Just over 100 miles northeast of Colorado Springs, more than 400 lions, tigers, bears, leopards, wolves, lynx, coyotes, bobcats, and mountain lions roam freely on 720 acres of protected land.
Rescued from zoos, foreign circuses, and basements, these animals have been rehabilitated from illegal and abusive environments and given the chance to live the rest of their natural lives in a healthy and stimulating habitat – all thanks to the vision and dedication of one man.
Founded in 1980, TWAS rescues between 50-100 animals each year and is the largest carnivore sanctuary in the world. The sanctuary is currently home to three wolf packs, seven African lion prides, and 135 grizzly and black bears. “We’ve also got an ostrich, some emus, a few alpacas, a camel, a coati mundi, horses, and some foxes right now,” Craig said. “It’s quite the variety.”
Craig, a Colorado native raised on a farm near Boulder, developed a love for animals at a young age, though he never planned to pursue a career in zoology or veterinary medicine. That all changed when he visited a friend who worked as a groundskeeper at a zoo in North Carolina.
“He took me on a tour behind the scenes, I had never seen anything like it before,” Craig said. “They had tons of lions and tigers in the back, way more than you see up front. My friend told me that most of the surplus animals were euthanized; I thought that was terrible and I wanted to do something about it.”
Craig contacted state and federal government offices to see if there was a way to make euthanizing zoo animals illegal. It was a dead end, but Craig refused to give up. “I remembered my parents still had their small farm, so I got it licensed and just started building it into a sanctuary for a dozen animals or so.”
Once he established the space, Craig contacted zoos across the country to see if they would send their unwanted animals to the sanctuary instead of euthanizing them. “We got over 300 responses in the first month, and this was before computers and cell phones. We didn’t even have a fax machine, it was all just typed up letters,” he said.
Though he initially focused on taking in carnivores, which have the highest euthanasia rate in zoos, Craig received requests to take in alligators, monkeys and other exotic animals.

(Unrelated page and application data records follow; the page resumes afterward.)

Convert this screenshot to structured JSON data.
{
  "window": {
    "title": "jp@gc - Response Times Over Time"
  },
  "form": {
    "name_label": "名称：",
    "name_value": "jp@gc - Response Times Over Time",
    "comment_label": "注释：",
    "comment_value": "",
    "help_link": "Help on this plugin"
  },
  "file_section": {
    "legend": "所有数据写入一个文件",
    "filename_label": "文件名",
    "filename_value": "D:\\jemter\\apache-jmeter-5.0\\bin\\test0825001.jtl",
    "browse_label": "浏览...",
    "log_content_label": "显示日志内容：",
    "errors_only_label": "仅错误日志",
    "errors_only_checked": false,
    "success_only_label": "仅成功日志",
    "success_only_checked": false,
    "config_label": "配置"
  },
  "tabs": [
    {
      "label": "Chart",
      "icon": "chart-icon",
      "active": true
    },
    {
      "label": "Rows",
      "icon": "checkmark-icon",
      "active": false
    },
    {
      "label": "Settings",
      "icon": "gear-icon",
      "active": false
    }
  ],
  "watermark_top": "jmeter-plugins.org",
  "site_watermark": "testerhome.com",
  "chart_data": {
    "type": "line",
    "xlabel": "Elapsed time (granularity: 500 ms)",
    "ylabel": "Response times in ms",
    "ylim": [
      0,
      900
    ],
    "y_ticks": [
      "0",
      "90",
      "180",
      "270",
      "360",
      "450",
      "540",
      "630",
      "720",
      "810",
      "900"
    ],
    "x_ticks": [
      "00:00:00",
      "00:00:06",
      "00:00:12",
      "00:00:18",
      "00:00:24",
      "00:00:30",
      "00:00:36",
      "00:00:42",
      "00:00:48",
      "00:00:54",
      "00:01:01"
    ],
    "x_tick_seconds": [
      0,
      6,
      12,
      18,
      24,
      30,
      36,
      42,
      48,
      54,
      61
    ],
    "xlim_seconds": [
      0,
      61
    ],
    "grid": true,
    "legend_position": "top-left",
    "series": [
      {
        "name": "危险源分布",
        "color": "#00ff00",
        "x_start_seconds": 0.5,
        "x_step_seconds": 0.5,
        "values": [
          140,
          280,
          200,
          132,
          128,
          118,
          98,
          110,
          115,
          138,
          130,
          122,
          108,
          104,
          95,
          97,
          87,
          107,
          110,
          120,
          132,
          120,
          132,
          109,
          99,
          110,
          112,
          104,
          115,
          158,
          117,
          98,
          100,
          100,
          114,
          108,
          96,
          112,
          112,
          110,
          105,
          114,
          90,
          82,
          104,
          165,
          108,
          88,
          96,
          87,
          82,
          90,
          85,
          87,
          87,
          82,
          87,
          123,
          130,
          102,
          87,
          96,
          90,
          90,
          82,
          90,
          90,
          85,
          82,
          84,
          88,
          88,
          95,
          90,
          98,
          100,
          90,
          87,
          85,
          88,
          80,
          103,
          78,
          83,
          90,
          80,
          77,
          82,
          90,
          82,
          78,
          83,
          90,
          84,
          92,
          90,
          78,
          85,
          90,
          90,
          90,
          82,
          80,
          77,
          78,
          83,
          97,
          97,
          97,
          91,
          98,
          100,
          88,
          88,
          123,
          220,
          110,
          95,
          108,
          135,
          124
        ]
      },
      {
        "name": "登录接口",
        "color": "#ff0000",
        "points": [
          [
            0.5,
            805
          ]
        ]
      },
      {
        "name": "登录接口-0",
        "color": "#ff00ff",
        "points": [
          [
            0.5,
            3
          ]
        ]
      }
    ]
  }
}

Around the same time, the State of Colorado was the first to pass a law making it illegal to keep certain exotic animals – including tigers and lions – as pets. “Within two years, we were getting all kinds of calls from law enforcement to take in animals they were finding in people’s apartments,” Craig said. Eighty percent of TWAS animals have been rescued from domestic situations across the U.S. “Sheriffs will call and say ‘We’ve got this in a basement or a barn, and I’m heading out. If you can make it out, the animal is yours, but if you’re not there, I’ve got to shoot it.’”
The sanctuary grew rapidly, and Craig had to move it twice, finally settling it into the current location 20 years ago. TWAS is now one of few true animal sanctuaries its size in the country. Craig said. “Ten years ago, we went to the state legislature to get the word ‘sanctuary’ defined. They created a license for it that’s different from a zoo license, and only a handful of us in the country meet that criteria,” Craig said. “We don’t breed, sell, or exploit the animals in any way.”
IF YOU GO
For 22 years, TWAS was strictly private land, but in 2002, it opened to the public. “We didn’t want animals just pacing like in the zoos,” Craig said. “See, zoos have had it wrong for a long time, putting people on ground level with animals, it makes them nervous. But, we figured out that when people are on a roof, the animals could care less, they don’t feel threatened.”
Craig had a mile-long elevated walkway constructed 10 feet above the habitat for guests to look down and observe the animals. “We’re adding another half mile this summer and building a new welcome center,” he said.
But don’t expect a dog-and-pony show.
“We’re not about that – it’s all just commercialization, this is the real deal,” Craig said. “When people learn about us, they’re often overwhelmed. It’s enough just to be in the presence of such incredible creatures.” Each animal goes through a rehabilitation process when they first arrive at the sanctuary. “If they grew up in captivity or an apartment, they have a skewed perspective and have no idea they are a tiger or a bear. We help build their confidence and show them who they really are, then their natural instincts come out,” Craig said. In 35 years, TWAS has never had an animal fail to rehabilitate. “It just takes time and patience.”
The sanctuary is open seven days a week, and 145 volunteers and 40 staff members keep 200,000 annual visitors informed, miles of operations running smoothly, and hundreds of animals fed. “We go through more than 25,000 pounds of meat and food each week,” Craig said.
How does a nonprofit operation this size keep up with expenses?
“We’ve always been able to get in-kind gifts, like building materials,” Craig said. “But, we’ve also got about 150,000 supporters who are everyday people giving $50 a month. We don’t have giant grants, and entrance fees just cover the costs of keeping it open to the public, like restrooms and parking.”
TWAS is still growing, with plans to construct an education center to help visitors learn about the rescue and rehabilitation process. Craig also plans to purchase more land soon. “What we’ve got is almost full,” he said. “We’ve got 33 lions coming from Peru in July, and there will be plenty more down the road.”